I’d inquire with the specific church ASAP. It may be easier than you think, but if there are membership requirements or if you want to convert before you marry, it’s bet to get started soon.
Post # 8
@sauerdragon: I’d definitely open the lines of communication with the church you’re interested in. Especially with your interest in joining the faith, they will probably be pretty helpful.
Post # 9
The process of RCIA is rather long and intesnse, for those who truely want to join the church. You should still be able to get married there even if you don’t decide to go through with as long as your Fiance is a practicing member of the parish. Just something to think about!
Post # 10
@sauerdragon: Not all Catholic churches will require you to be a member of that particular church. I know in the small town where I am getting married, the priest just loves that people come there to get married because it is a beautiful pre-Vatican II church.
If you are interested in joining the church, I really suggest meeting the priest and attending mass regularly just to get a feel. Even though there are rules across the board in the Catholic church, there is a lot of differences priest to priest. There will be 3 priests involved in my wedding. One is local to where Fiance and I live where we are doing pre-canna, one is the priest who is in charge of the church where we will be getting married in my home town, and the third who is preforming the cerimony who is my uncle. They are three very different people who have three very different points of view. The only way you will know what they will and will not do for you is to actually meet and get to know them.
I think the litergical calander for RICA is starting soon, so I would meet with your priest soon. The final steps of RICA is done with the Easter season, so I would start looking into it. That way you know if you can complete your RICA prior to getting married.

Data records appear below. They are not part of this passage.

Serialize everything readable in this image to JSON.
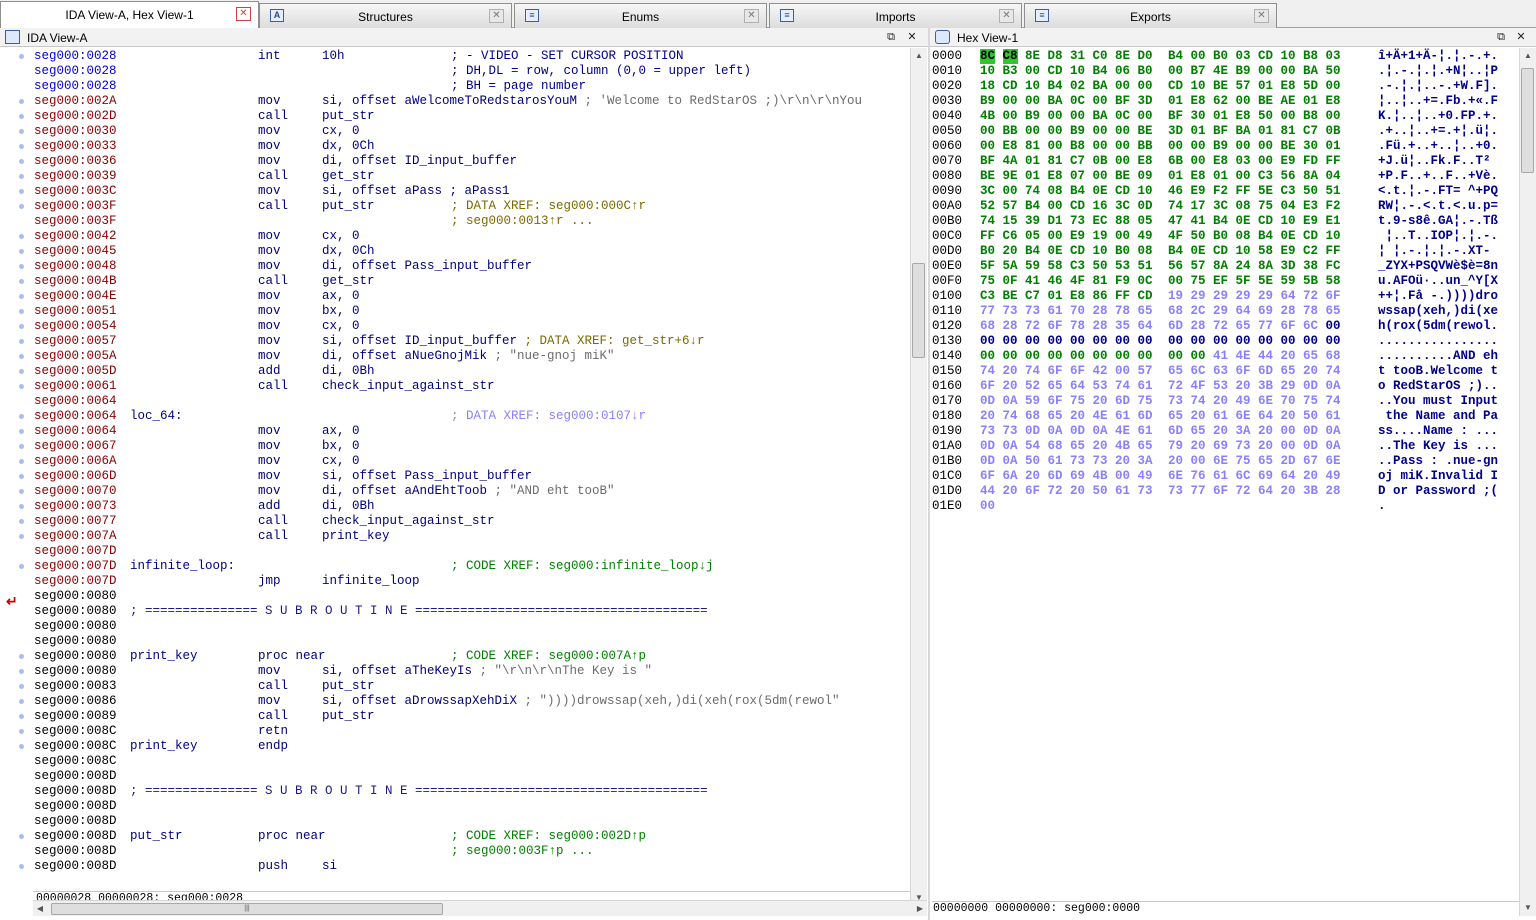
{
  "tabs": [
    {
      "label": "IDA View-A, Hex View-1",
      "icon": "ida-view-icon"
    },
    {
      "label": "Structures",
      "icon": "structures-icon"
    },
    {
      "label": "Enums",
      "icon": "enums-icon"
    },
    {
      "label": "Imports",
      "icon": "imports-icon"
    },
    {
      "label": "Exports",
      "icon": "exports-icon"
    }
  ],
  "ida_view": {
    "title": "IDA View-A",
    "status": "00000028 00000028: seg000:0028",
    "lines": [
      {
        "addr": "seg000:0028",
        "ac": "aB",
        "mnem": "int",
        "op": "10h",
        "cm": "; - VIDEO - SET CURSOR POSITION",
        "cc": "cb"
      },
      {
        "addr": "seg000:0028",
        "ac": "aB",
        "cm": "; DH,DL = row, column (0,0 = upper left)",
        "cc": "cb"
      },
      {
        "addr": "seg000:0028",
        "ac": "aB",
        "cm": "; BH = page number",
        "cc": "cb"
      },
      {
        "addr": "seg000:002A",
        "ac": "aR",
        "mnem": "mov",
        "op": "si, offset aWelcomeToRedstarosYouM",
        "cm": "; 'Welcome to RedStarOS ;)\\r\\n\\r\\nYou",
        "cc": "cm",
        "cmx": true
      },
      {
        "addr": "seg000:002D",
        "ac": "aR",
        "mnem": "call",
        "op": "put_str"
      },
      {
        "addr": "seg000:0030",
        "ac": "aR",
        "mnem": "mov",
        "op": "cx, 0"
      },
      {
        "addr": "seg000:0033",
        "ac": "aR",
        "mnem": "mov",
        "op": "dx, 0Ch"
      },
      {
        "addr": "seg000:0036",
        "ac": "aR",
        "mnem": "mov",
        "op": "di, offset ID_input_buffer"
      },
      {
        "addr": "seg000:0039",
        "ac": "aR",
        "mnem": "call",
        "op": "get_str"
      },
      {
        "addr": "seg000:003C",
        "ac": "aR",
        "mnem": "mov",
        "op": "si, offset aPass ; aPass1"
      },
      {
        "addr": "seg000:003F",
        "ac": "aR",
        "mnem": "call",
        "op": "put_str",
        "cm": "; DATA XREF: seg000:000C↑r",
        "cc": "xo"
      },
      {
        "addr": "seg000:003F",
        "ac": "aR",
        "cm": "; seg000:0013↑r ...",
        "cc": "xo"
      },
      {
        "addr": "seg000:0042",
        "ac": "aR",
        "mnem": "mov",
        "op": "cx, 0"
      },
      {
        "addr": "seg000:0045",
        "ac": "aR",
        "mnem": "mov",
        "op": "dx, 0Ch"
      },
      {
        "addr": "seg000:0048",
        "ac": "aR",
        "mnem": "mov",
        "op": "di, offset Pass_input_buffer"
      },
      {
        "addr": "seg000:004B",
        "ac": "aR",
        "mnem": "call",
        "op": "get_str"
      },
      {
        "addr": "seg000:004E",
        "ac": "aR",
        "mnem": "mov",
        "op": "ax, 0"
      },
      {
        "addr": "seg000:0051",
        "ac": "aR",
        "mnem": "mov",
        "op": "bx, 0"
      },
      {
        "addr": "seg000:0054",
        "ac": "aR",
        "mnem": "mov",
        "op": "cx, 0"
      },
      {
        "addr": "seg000:0057",
        "ac": "aR",
        "mnem": "mov",
        "op": "si, offset ID_input_buffer",
        "cm": "; DATA XREF: get_str+6↓r",
        "cc": "xo",
        "cmx": true
      },
      {
        "addr": "seg000:005A",
        "ac": "aR",
        "mnem": "mov",
        "op": "di, offset aNueGnojMik",
        "cm": "; \"nue-gnoj miK\"",
        "cc": "cm",
        "cmx": true
      },
      {
        "addr": "seg000:005D",
        "ac": "aR",
        "mnem": "add",
        "op": "di, 0Bh"
      },
      {
        "addr": "seg000:0061",
        "ac": "aR",
        "mnem": "call",
        "op": "check_input_against_str"
      },
      {
        "addr": "seg000:0064",
        "ac": "aR"
      },
      {
        "addr": "seg000:0064",
        "ac": "aR",
        "lbl": "loc_64:",
        "cm": "; DATA XREF: seg000:0107↓r",
        "cc": "xb"
      },
      {
        "addr": "seg000:0064",
        "ac": "aR",
        "mnem": "mov",
        "op": "ax, 0"
      },
      {
        "addr": "seg000:0067",
        "ac": "aR",
        "mnem": "mov",
        "op": "bx, 0"
      },
      {
        "addr": "seg000:006A",
        "ac": "aR",
        "mnem": "mov",
        "op": "cx, 0"
      },
      {
        "addr": "seg000:006D",
        "ac": "aR",
        "mnem": "mov",
        "op": "si, offset Pass_input_buffer"
      },
      {
        "addr": "seg000:0070",
        "ac": "aR",
        "mnem": "mov",
        "op": "di, offset aAndEhtToob",
        "cm": "; \"AND eht tooB\"",
        "cc": "cm",
        "cmx": true
      },
      {
        "addr": "seg000:0073",
        "ac": "aR",
        "mnem": "add",
        "op": "di, 0Bh"
      },
      {
        "addr": "seg000:0077",
        "ac": "aR",
        "mnem": "call",
        "op": "check_input_against_str"
      },
      {
        "addr": "seg000:007A",
        "ac": "aR",
        "mnem": "call",
        "op": "print_key"
      },
      {
        "addr": "seg000:007D",
        "ac": "aR"
      },
      {
        "addr": "seg000:007D",
        "ac": "aR",
        "lbl": "infinite_loop:",
        "cm": "; CODE XREF: seg000:infinite_loop↓j",
        "cc": "cg"
      },
      {
        "addr": "seg000:007D",
        "ac": "aR",
        "mnem": "jmp",
        "op": "infinite_loop"
      },
      {
        "addr": "seg000:0080",
        "ac": "aK"
      },
      {
        "addr": "seg000:0080",
        "ac": "aK",
        "sep": "; =============== S U B R O U T I N E ======================================="
      },
      {
        "addr": "seg000:0080",
        "ac": "aK"
      },
      {
        "addr": "seg000:0080",
        "ac": "aK"
      },
      {
        "addr": "seg000:0080",
        "ac": "aK",
        "lbl": "print_key",
        "mnem2": "proc near",
        "cm": "; CODE XREF: seg000:007A↑p",
        "cc": "cg"
      },
      {
        "addr": "seg000:0080",
        "ac": "aK",
        "mnem": "mov",
        "op": "si, offset aTheKeyIs",
        "cm": "; \"\\r\\n\\r\\nThe Key is \"",
        "cc": "cm",
        "cmx": true
      },
      {
        "addr": "seg000:0083",
        "ac": "aK",
        "mnem": "call",
        "op": "put_str"
      },
      {
        "addr": "seg000:0086",
        "ac": "aK",
        "mnem": "mov",
        "op": "si, offset aDrowssapXehDiX",
        "cm": "; \"))))drowssap(xeh,)di(xeh(rox(5dm(rewol\"",
        "cc": "cm",
        "cmx": true
      },
      {
        "addr": "seg000:0089",
        "ac": "aK",
        "mnem": "call",
        "op": "put_str"
      },
      {
        "addr": "seg000:008C",
        "ac": "aK",
        "mnem": "retn"
      },
      {
        "addr": "seg000:008C",
        "ac": "aK",
        "lbl": "print_key",
        "mnem2": "endp"
      },
      {
        "addr": "seg000:008C",
        "ac": "aK"
      },
      {
        "addr": "seg000:008D",
        "ac": "aK"
      },
      {
        "addr": "seg000:008D",
        "ac": "aK",
        "sep": "; =============== S U B R O U T I N E ======================================="
      },
      {
        "addr": "seg000:008D",
        "ac": "aK"
      },
      {
        "addr": "seg000:008D",
        "ac": "aK"
      },
      {
        "addr": "seg000:008D",
        "ac": "aK",
        "lbl": "put_str",
        "mnem2": "proc near",
        "cm": "; CODE XREF: seg000:002D↑p",
        "cc": "cg"
      },
      {
        "addr": "seg000:008D",
        "ac": "aK",
        "cm": "; seg000:003F↑p ...",
        "cc": "cg"
      },
      {
        "addr": "seg000:008D",
        "ac": "aK",
        "mnem": "push",
        "op": "si"
      }
    ]
  },
  "hex_view": {
    "title": "Hex View-1",
    "status": "00000000 00000000: seg000:0000",
    "rows": [
      {
        "a": "0000",
        "b": "8C C8 8E D8 31 C0 8E D0  B4 00 B0 03 CD 10 B8 03",
        "t": "î+Ä+1+Ä-¦.¦.-.+.",
        "c": "g",
        "sel": true
      },
      {
        "a": "0010",
        "b": "10 B3 00 CD 10 B4 06 B0  00 B7 4E B9 00 00 BA 50",
        "t": ".¦.-.¦.¦.+N¦..¦P",
        "c": "g"
      },
      {
        "a": "0020",
        "b": "18 CD 10 B4 02 BA 00 00  CD 10 BE 57 01 E8 5D 00",
        "t": ".-.¦.¦..-.+W.F].",
        "c": "g"
      },
      {
        "a": "0030",
        "b": "B9 00 00 BA 0C 00 BF 3D  01 E8 62 00 BE AE 01 E8",
        "t": "¦..¦..+=.Fb.+«.F",
        "c": "g"
      },
      {
        "a": "0040",
        "b": "4B 00 B9 00 00 BA 0C 00  BF 30 01 E8 50 00 B8 00",
        "t": "K.¦..¦..+0.FP.+.",
        "c": "g"
      },
      {
        "a": "0050",
        "b": "00 BB 00 00 B9 00 00 BE  3D 01 BF BA 01 81 C7 0B",
        "t": ".+..¦..+=.+¦.ü¦.",
        "c": "g"
      },
      {
        "a": "0060",
        "b": "00 E8 81 00 B8 00 00 BB  00 00 B9 00 00 BE 30 01",
        "t": ".Fü.+..+..¦..+0.",
        "c": "g"
      },
      {
        "a": "0070",
        "b": "BF 4A 01 81 C7 0B 00 E8  6B 00 E8 03 00 E9 FD FF",
        "t": "+J.ü¦..Fk.F..T² ",
        "c": "g"
      },
      {
        "a": "0080",
        "b": "BE 9E 01 E8 07 00 BE 09  01 E8 01 00 C3 56 8A 04",
        "t": "+P.F..+..F..+Vè.",
        "c": "g"
      },
      {
        "a": "0090",
        "b": "3C 00 74 08 B4 0E CD 10  46 E9 F2 FF 5E C3 50 51",
        "t": "<.t.¦.-.FT= ^+PQ",
        "c": "g"
      },
      {
        "a": "00A0",
        "b": "52 57 B4 00 CD 16 3C 0D  74 17 3C 08 75 04 E3 F2",
        "t": "RW¦.-.<.t.<.u.p=",
        "c": "g"
      },
      {
        "a": "00B0",
        "b": "74 15 39 D1 73 EC 88 05  47 41 B4 0E CD 10 E9 E1",
        "t": "t.9-s8ê.GA¦.-.Tß",
        "c": "g"
      },
      {
        "a": "00C0",
        "b": "FF C6 05 00 E9 19 00 49  4F 50 B0 08 B4 0E CD 10",
        "t": " ¦..T..IOP¦.¦.-.",
        "c": "g"
      },
      {
        "a": "00D0",
        "b": "B0 20 B4 0E CD 10 B0 08  B4 0E CD 10 58 E9 C2 FF",
        "t": "¦ ¦.-.¦.¦.-.XT- ",
        "c": "g"
      },
      {
        "a": "00E0",
        "b": "5F 5A 59 58 C3 50 53 51  56 57 8A 24 8A 3D 38 FC",
        "t": "_ZYX+PSQVWè$è=8n",
        "c": "g"
      },
      {
        "a": "00F0",
        "b": "75 0F 41 46 4F 81 F9 0C  00 75 EF 5F 5E 59 5B 58",
        "t": "u.AFOü·..un_^Y[X",
        "c": "g"
      },
      {
        "a": "0100",
        "b": "C3 BE C7 01 E8 86 FF CD  19 29 29 29 29 64 72 6F",
        "t": "++¦.Få -.))))dro",
        "c": "g",
        "split": 8
      },
      {
        "a": "0110",
        "b": "77 73 73 61 70 28 78 65  68 2C 29 64 69 28 78 65",
        "t": "wssap(xeh,)di(xe",
        "c": "l"
      },
      {
        "a": "0120",
        "b": "68 28 72 6F 78 28 35 64  6D 28 72 65 77 6F 6C 00",
        "t": "h(rox(5dm(rewol.",
        "c": "l",
        "tail": true
      },
      {
        "a": "0130",
        "b": "00 00 00 00 00 00 00 00  00 00 00 00 00 00 00 00",
        "t": "................",
        "c": "b"
      },
      {
        "a": "0140",
        "b": "00 00 00 00 00 00 00 00  00 00 41 4E 44 20 65 68",
        "t": "..........AND eh",
        "c": "b",
        "split": 10
      },
      {
        "a": "0150",
        "b": "74 20 74 6F 6F 42 00 57  65 6C 63 6F 6D 65 20 74",
        "t": "t tooB.Welcome t",
        "c": "l"
      },
      {
        "a": "0160",
        "b": "6F 20 52 65 64 53 74 61  72 4F 53 20 3B 29 0D 0A",
        "t": "o RedStarOS ;)..",
        "c": "l"
      },
      {
        "a": "0170",
        "b": "0D 0A 59 6F 75 20 6D 75  73 74 20 49 6E 70 75 74",
        "t": "..You must Input",
        "c": "l"
      },
      {
        "a": "0180",
        "b": "20 74 68 65 20 4E 61 6D  65 20 61 6E 64 20 50 61",
        "t": " the Name and Pa",
        "c": "l"
      },
      {
        "a": "0190",
        "b": "73 73 0D 0A 0D 0A 4E 61  6D 65 20 3A 20 00 0D 0A",
        "t": "ss....Name : ...",
        "c": "l"
      },
      {
        "a": "01A0",
        "b": "0D 0A 54 68 65 20 4B 65  79 20 69 73 20 00 0D 0A",
        "t": "..The Key is ...",
        "c": "l"
      },
      {
        "a": "01B0",
        "b": "0D 0A 50 61 73 73 20 3A  20 00 6E 75 65 2D 67 6E",
        "t": "..Pass : .nue-gn",
        "c": "l"
      },
      {
        "a": "01C0",
        "b": "6F 6A 20 6D 69 4B 00 49  6E 76 61 6C 69 64 20 49",
        "t": "oj miK.Invalid I",
        "c": "l"
      },
      {
        "a": "01D0",
        "b": "44 20 6F 72 20 50 61 73  73 77 6F 72 64 20 3B 28",
        "t": "D or Password ;(",
        "c": "l"
      },
      {
        "a": "01E0",
        "b": "00",
        "t": ".",
        "c": "l"
      }
    ]
  }
}
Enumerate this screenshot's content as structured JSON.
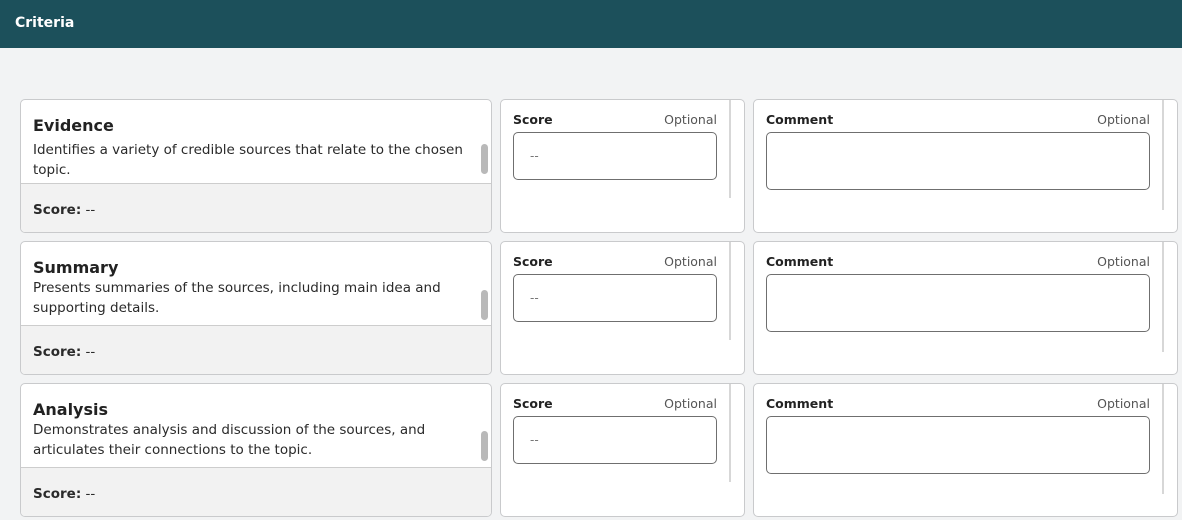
{
  "header": {
    "title": "Criteria"
  },
  "criteria": [
    {
      "title": "Evidence",
      "description": "Identifies a variety of credible sources that relate to the chosen topic.",
      "score_label": "Score:",
      "score_value": "--",
      "score_field": {
        "label": "Score",
        "optional": "Optional",
        "placeholder": "--"
      },
      "comment_field": {
        "label": "Comment",
        "optional": "Optional",
        "value": ""
      }
    },
    {
      "title": "Summary",
      "description": "Presents summaries of the sources, including main idea and supporting details.",
      "score_label": "Score:",
      "score_value": "--",
      "score_field": {
        "label": "Score",
        "optional": "Optional",
        "placeholder": "--"
      },
      "comment_field": {
        "label": "Comment",
        "optional": "Optional",
        "value": ""
      }
    },
    {
      "title": "Analysis",
      "description": "Demonstrates analysis and discussion of the sources, and articulates their connections to the topic.",
      "score_label": "Score:",
      "score_value": "--",
      "score_field": {
        "label": "Score",
        "optional": "Optional",
        "placeholder": "--"
      },
      "comment_field": {
        "label": "Comment",
        "optional": "Optional",
        "value": ""
      }
    }
  ],
  "colors": {
    "header_bg": "#1c505b",
    "page_bg": "#f2f3f4"
  }
}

Post # 11
I agree with the Bees who said you need to start going to Church there… so you become a familiar face, and that it is clear you have an interest in the Catholic Faith (there is a lot to learn… even tho Catholicism is Christian based, it has a lot of customs etc that make it quite distinct from the Protestant Denominations)
Only by going will you be able to investigate further, and be sure this is the Religion / Life Change that you want to make… and is right for you
As others have said converting is a long process… it takes months. Many Churches only do it once a year… and often over the period of Lent so that NEW Catholics can fully participate in that High Holy Holiday.
If I was you, I’d start going to Mass… read the Church Bulletin and find ways to become involved in the Church Family / Community… even if it is just going to the Coffee Meet & Greets that many Congregations hold.
Eventually, you’ll want to meet with the Parish Priest to discuss your own “Religious Journey”… be that converting or not.
Hope this helps,